This article explores the connection between genetics and society in terms of eugenic policies or those of the geneticization process, by focusing on the impact that genetic technologies have on the notions of health and unhealth.

The aging-disease dichotomy: true or false?

  • H. Blumenthal
  • Medicine
    The journals of gerontology. Series A, Biological sciences and medical sciences
  • 2003
Concepts of disease etiology did not emerge until the late 19th and early 20th centuries, following the discoveries of Pasteur, Koch, and others that specific microorganisms cause particular diseases.

The Phenomenology of Health and Illness

Phenomenology is meant to enrich the authors' understanding of health in adding to the disease-level analysis a level of analysis that addresses the questions of how the physiological states are lived as meaningful in an environment.

Mechanisms, Patho-Mechanisms, and the Explanation of Disease in Scientifically Based Clinical Medicine

It is suggested that mechanistic bases are akin to causal bases and that explanation in medicine is supported by these objectifying concepts.

The Concept of Disease in the Era of Prediction

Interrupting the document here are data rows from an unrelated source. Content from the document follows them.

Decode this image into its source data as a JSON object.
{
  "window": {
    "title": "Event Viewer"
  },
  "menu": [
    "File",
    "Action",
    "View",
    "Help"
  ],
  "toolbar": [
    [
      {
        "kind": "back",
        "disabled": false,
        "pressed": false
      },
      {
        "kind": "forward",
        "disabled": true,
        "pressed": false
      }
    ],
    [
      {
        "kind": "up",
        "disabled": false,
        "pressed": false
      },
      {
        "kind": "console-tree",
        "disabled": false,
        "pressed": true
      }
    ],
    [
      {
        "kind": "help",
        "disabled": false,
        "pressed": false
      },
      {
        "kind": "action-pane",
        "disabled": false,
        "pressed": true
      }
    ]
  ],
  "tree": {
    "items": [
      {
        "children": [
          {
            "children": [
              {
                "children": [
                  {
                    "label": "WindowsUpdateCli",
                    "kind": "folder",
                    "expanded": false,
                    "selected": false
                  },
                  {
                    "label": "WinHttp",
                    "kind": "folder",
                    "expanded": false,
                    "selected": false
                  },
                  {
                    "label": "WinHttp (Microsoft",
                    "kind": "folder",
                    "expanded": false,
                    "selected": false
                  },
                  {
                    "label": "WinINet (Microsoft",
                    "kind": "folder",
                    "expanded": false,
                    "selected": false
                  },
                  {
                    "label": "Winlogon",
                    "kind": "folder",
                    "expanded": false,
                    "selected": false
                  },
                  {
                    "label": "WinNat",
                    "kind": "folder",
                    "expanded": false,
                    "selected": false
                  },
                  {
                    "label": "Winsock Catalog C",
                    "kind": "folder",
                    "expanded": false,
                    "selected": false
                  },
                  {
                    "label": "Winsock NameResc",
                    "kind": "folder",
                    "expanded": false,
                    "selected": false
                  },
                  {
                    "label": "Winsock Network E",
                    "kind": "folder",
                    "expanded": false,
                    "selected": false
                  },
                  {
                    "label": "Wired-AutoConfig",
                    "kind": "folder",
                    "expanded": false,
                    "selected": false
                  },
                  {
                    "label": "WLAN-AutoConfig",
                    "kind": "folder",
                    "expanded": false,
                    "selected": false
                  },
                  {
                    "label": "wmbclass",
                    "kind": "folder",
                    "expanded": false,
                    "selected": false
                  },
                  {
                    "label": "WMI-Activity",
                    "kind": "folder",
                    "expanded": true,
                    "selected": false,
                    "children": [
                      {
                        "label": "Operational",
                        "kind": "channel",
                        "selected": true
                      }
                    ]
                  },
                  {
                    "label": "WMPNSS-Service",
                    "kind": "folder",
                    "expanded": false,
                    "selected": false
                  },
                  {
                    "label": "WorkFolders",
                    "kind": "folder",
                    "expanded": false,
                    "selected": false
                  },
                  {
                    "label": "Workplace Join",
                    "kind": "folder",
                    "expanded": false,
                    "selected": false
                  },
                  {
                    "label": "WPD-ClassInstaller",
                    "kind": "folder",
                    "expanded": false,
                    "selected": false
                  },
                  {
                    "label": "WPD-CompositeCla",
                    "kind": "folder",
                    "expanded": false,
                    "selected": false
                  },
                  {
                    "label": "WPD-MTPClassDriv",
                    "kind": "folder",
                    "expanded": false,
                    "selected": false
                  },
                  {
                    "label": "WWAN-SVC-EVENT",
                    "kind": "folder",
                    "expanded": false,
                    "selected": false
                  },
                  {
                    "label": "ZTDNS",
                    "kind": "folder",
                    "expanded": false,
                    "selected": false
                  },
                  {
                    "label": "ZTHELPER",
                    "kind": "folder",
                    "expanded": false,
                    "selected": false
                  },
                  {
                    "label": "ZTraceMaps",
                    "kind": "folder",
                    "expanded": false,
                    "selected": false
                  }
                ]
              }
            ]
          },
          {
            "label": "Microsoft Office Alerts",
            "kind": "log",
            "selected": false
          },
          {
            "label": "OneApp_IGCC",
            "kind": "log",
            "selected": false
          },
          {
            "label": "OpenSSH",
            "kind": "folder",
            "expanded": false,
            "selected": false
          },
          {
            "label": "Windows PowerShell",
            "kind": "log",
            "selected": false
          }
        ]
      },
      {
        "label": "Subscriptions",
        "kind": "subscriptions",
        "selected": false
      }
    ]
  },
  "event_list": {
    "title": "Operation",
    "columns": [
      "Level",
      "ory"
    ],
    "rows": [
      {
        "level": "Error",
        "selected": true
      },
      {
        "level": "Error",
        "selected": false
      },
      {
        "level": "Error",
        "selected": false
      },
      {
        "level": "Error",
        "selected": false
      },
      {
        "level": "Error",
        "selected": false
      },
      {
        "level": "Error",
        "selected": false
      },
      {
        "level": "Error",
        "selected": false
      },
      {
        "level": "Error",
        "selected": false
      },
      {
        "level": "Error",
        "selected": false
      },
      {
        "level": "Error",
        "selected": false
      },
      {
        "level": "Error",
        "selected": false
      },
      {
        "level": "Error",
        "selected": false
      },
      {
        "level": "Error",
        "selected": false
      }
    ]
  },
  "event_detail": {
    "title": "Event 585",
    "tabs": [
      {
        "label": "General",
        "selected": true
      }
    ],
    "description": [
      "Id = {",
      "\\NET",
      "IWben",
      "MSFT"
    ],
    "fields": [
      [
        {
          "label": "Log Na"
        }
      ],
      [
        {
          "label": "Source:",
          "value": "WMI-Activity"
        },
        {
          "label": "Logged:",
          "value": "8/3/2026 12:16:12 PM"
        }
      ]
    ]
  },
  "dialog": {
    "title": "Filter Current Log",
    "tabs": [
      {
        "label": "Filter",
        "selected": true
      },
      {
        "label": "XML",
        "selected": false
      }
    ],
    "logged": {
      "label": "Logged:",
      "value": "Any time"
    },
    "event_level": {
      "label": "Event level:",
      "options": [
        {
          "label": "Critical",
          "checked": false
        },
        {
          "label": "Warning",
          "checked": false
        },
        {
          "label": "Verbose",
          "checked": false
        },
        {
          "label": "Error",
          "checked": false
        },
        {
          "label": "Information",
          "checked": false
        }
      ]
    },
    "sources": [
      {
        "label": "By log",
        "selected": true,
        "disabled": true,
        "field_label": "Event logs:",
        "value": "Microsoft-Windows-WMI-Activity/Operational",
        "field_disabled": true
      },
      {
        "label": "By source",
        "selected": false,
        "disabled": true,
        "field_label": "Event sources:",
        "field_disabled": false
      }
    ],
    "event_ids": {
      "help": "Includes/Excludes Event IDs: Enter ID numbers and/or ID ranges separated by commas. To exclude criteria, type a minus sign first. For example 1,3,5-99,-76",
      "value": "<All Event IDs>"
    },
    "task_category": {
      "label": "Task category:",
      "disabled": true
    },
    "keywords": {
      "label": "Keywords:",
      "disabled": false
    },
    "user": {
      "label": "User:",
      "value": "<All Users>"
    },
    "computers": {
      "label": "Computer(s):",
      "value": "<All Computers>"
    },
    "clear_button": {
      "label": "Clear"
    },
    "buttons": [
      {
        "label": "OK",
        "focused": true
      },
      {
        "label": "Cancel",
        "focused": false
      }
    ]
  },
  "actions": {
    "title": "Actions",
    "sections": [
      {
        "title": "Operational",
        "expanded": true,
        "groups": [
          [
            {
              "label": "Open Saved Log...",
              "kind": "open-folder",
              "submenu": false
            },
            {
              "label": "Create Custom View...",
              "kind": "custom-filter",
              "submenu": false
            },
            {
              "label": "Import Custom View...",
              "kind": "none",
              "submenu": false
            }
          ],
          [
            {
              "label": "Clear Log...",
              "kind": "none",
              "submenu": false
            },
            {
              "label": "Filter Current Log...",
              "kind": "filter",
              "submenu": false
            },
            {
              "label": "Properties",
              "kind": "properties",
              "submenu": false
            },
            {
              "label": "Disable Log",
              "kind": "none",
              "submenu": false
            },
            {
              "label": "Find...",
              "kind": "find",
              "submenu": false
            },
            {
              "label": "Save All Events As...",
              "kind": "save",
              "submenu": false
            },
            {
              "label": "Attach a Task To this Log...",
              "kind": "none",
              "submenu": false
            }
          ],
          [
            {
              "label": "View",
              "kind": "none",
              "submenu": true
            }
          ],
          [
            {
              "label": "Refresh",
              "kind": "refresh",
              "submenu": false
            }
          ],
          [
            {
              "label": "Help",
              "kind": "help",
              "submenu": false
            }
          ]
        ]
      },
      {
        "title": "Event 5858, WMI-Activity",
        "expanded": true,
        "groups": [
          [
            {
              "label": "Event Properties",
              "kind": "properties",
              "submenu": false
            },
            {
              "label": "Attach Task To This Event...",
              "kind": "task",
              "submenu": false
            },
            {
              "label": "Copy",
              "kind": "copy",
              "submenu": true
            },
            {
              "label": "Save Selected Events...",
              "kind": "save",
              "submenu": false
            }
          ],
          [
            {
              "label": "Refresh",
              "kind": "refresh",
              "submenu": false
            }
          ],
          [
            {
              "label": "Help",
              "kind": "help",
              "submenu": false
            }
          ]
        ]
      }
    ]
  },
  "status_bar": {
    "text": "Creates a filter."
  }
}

The following section discusses the allegation of pathologization through an examination of the disease theories by Christopher Boorse, Peter Hucklenbroich, and Dirk Lanzerath, how the relationship between disposition and disease interpreted in those representative theories are interpreted.

Food and health: individual, cultural, or scientific matters?

An introduction to cultural understandings of food and health is given in relation to the commonly used scientific approach that tends to take a more reductionist approach toFood and health.

The naturalness of the artificial and our concepts of health, disease and medicine

Ten prepositions, which constitute the undercurrent paradigm of contemporary discourse of health disease and medicine, are isolated to discuss the implications of the paradigm adapted in various scholarly and popular debates such as the use of sex hormones for contraception, the care of the elderly, holistic medicine and distributive justice in health care.